Complaints, comments, criticisms and compliments can be sent to  peter@lowry.me

‘Chuckles’ challenges Canadian compassion.

Sunday, July 30th, 2017

Federal Conservative Leader Andrew ‘Chuckles’ Scheer will not let it go. He is raising troops among the bigoted to fight against the compensation to Omar Khadr. He must intend to keep scratching at that wound until the pus from it corrupts or repulses all responsible Canadians.

What sickens us the most in this disgusting argument is the impact and discord it is sewing in various communities. Visiting a friend in Peter Kent’s Thornhill riding recently I was taken back by the vehemence that erupted when the Khadr subject came up. Listening to one Jewish individual castigating another for his lack of understanding was disquieting.

But to hear people repeat the Conservative’s ugly suggestion that Prime Minister Trudeau wants to make Omar Khadr a rich man is ludicrous. Nor is the award about to make Khadr’s lawyers rich. The Supreme Court told the government to apologize for what government agents did and compensate the victim. And how would you compensate someone for 15 years of pain, suffering, torture and false imprisonment?

It is obvious that Chuckles did not write the op-ed that was run over his name by some newspapers. It was a crafted piece that used inflammatory words, innuendo and careful half truths.

But since when is it a heinous crime to be recruited as a child soldier and sent into a firefight against well armed, equipped and trained soldiers? What happens is that you get shot!

Chuckles needs perspective.

And he needs to explain to us what enjoying the benefits of the Canadian justice system means. Does it mean you are not going to be water-boarded, sleep deprived and suffering extremes of heat?

The Opposition Leader in the House of Commons failed to make it clear to his writers that as an official of the Canadian Parliament, he has responsibilities. He is not there to promote hatred. He is not there to twist the truth. It speaks badly of him to bluntly say the Prime Minister is arrogant.
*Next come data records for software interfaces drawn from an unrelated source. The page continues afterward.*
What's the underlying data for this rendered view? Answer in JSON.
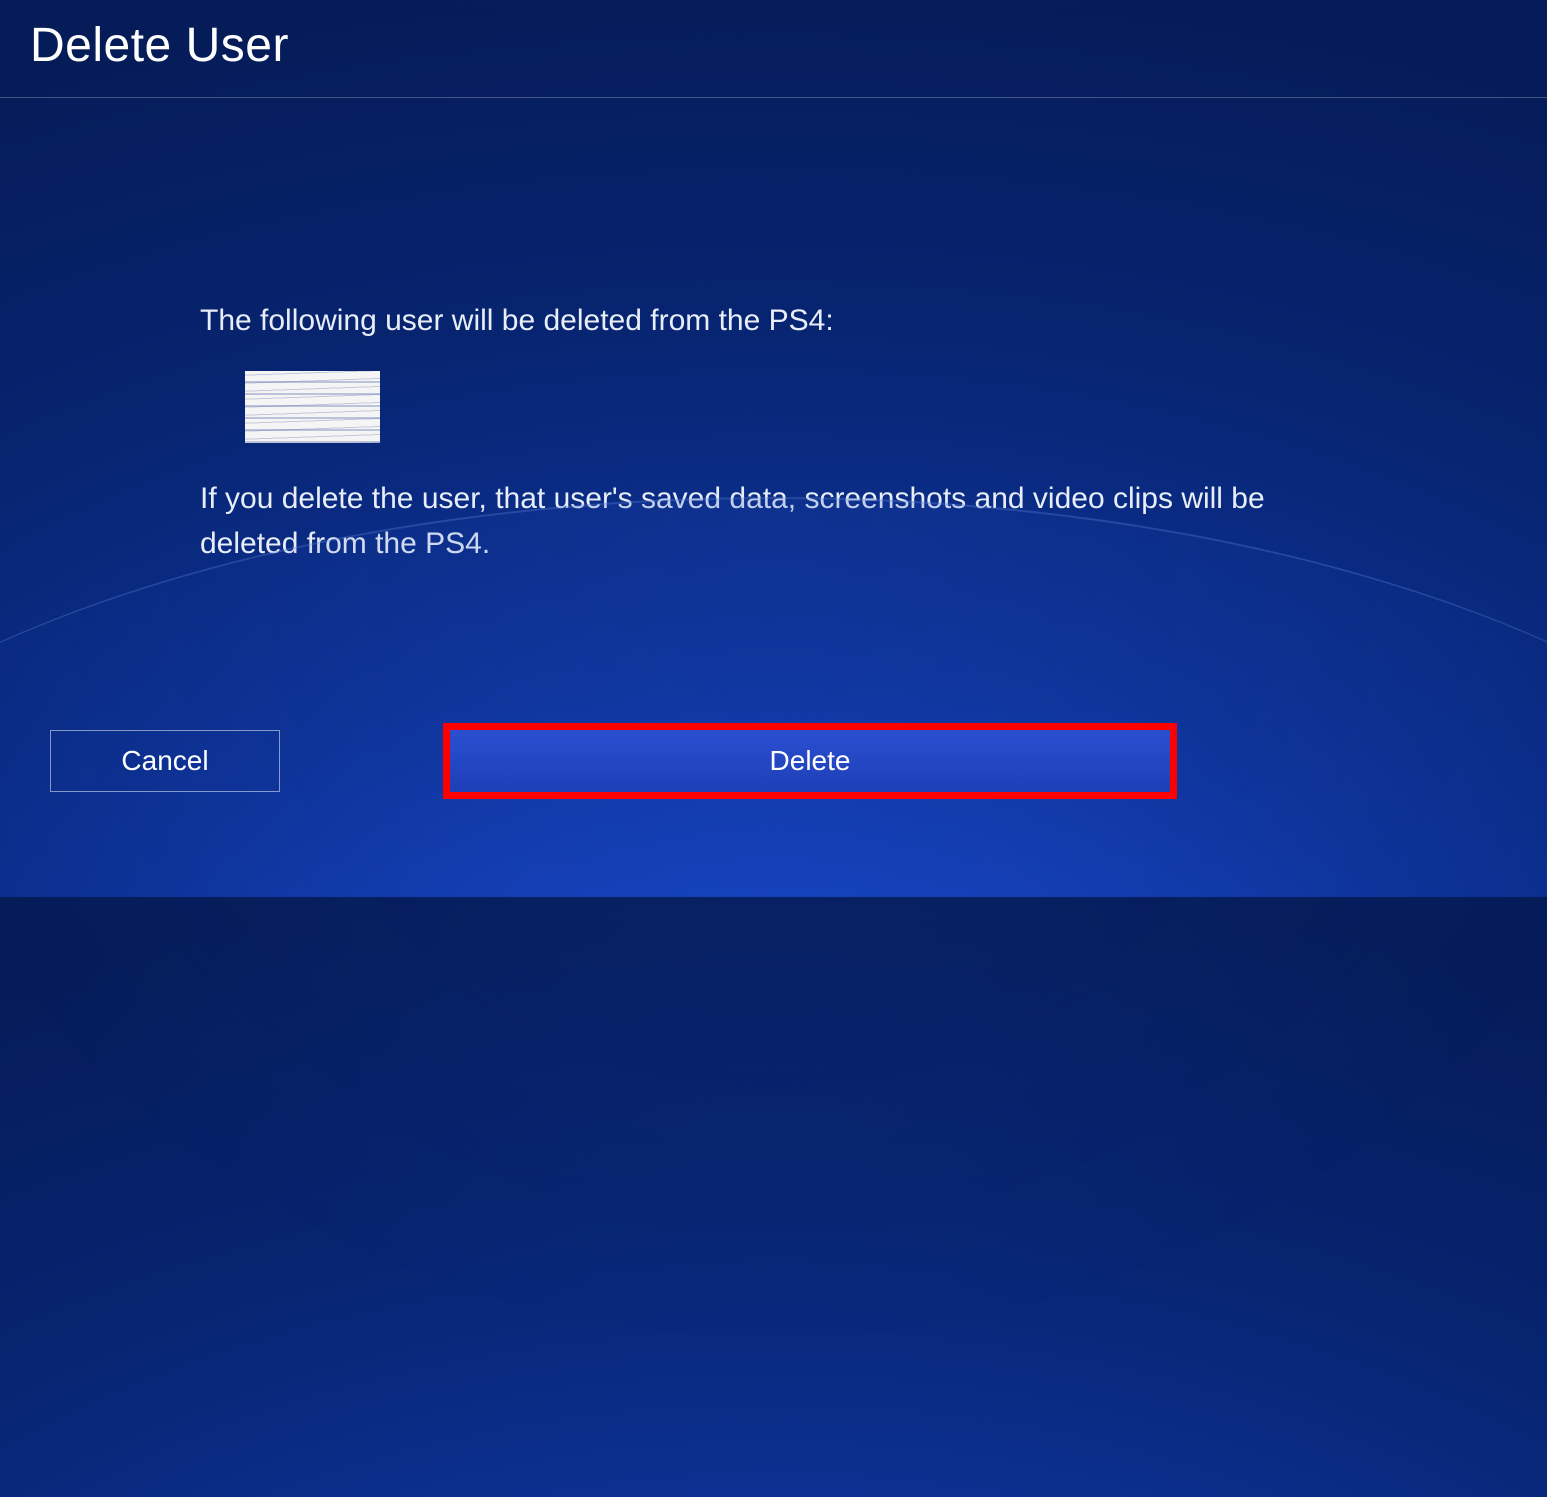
{
  "header": {
    "title": "Delete User"
  },
  "content": {
    "message": "The following user will be deleted from the PS4:",
    "warning": "If you delete the user, that user's saved data, screenshots and video clips will be deleted from the PS4."
  },
  "buttons": {
    "cancel_label": "Cancel",
    "delete_label": "Delete"
  }
}
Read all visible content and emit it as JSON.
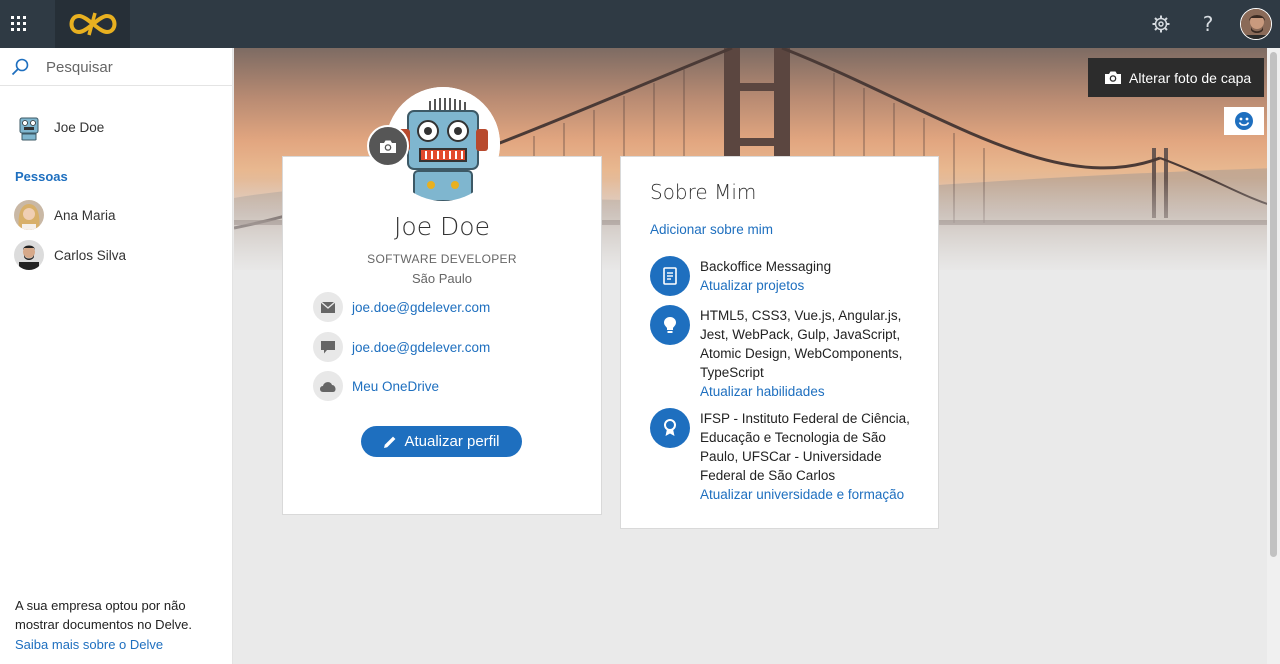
{
  "topbar": {
    "app_launcher_icon": "waffle-icon",
    "logo_icon": "infinity-logo",
    "settings_icon": "gear-icon",
    "help_label": "?",
    "avatar_icon": "user-avatar"
  },
  "sidebar": {
    "search": {
      "placeholder": "Pesquisar",
      "value": ""
    },
    "me": {
      "name": "Joe Doe"
    },
    "people_heading": "Pessoas",
    "people": [
      {
        "name": "Ana Maria"
      },
      {
        "name": "Carlos Silva"
      }
    ],
    "footer": {
      "text": "A sua empresa optou por não mostrar documentos no Delve.",
      "link": "Saiba mais sobre o Delve"
    }
  },
  "cover": {
    "change_label": "Alterar foto de capa"
  },
  "profile": {
    "name": "Joe Doe",
    "job_title": "SOFTWARE DEVELOPER",
    "city": "São Paulo",
    "email": "joe.doe@gdelever.com",
    "chat": "joe.doe@gdelever.com",
    "onedrive": "Meu OneDrive",
    "update_label": "Atualizar perfil"
  },
  "about": {
    "title": "Sobre Mim",
    "add_label": "Adicionar sobre mim",
    "items": [
      {
        "icon": "notebook-icon",
        "text": "Backoffice Messaging",
        "link": "Atualizar projetos"
      },
      {
        "icon": "lightbulb-icon",
        "text": "HTML5, CSS3, Vue.js, Angular.js, Jest, WebPack, Gulp, JavaScript, Atomic Design, WebComponents, TypeScript",
        "link": "Atualizar habilidades"
      },
      {
        "icon": "ribbon-icon",
        "text": "IFSP - Instituto Federal de Ciência, Educação e Tecnologia de São Paulo, UFSCar - Universidade Federal de São Carlos",
        "link": "Atualizar universidade e formação"
      }
    ]
  },
  "colors": {
    "topbar": "#2f3a44",
    "accent": "#1e6fbf",
    "logo": "#e8b020"
  }
}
The Opposition in parliament is there to criticize the government, not to demean it.

Saving the best for last, Chuckles asks a rhetorical question about Mr. Trudeau’s ‘secret’ payout to Omar Khadr. Gee! Who leaked it?

-30-

Copyright 2017 © Peter Lowry

Complaints, comments, criticisms and compliments can be sent to  peter@lowry.me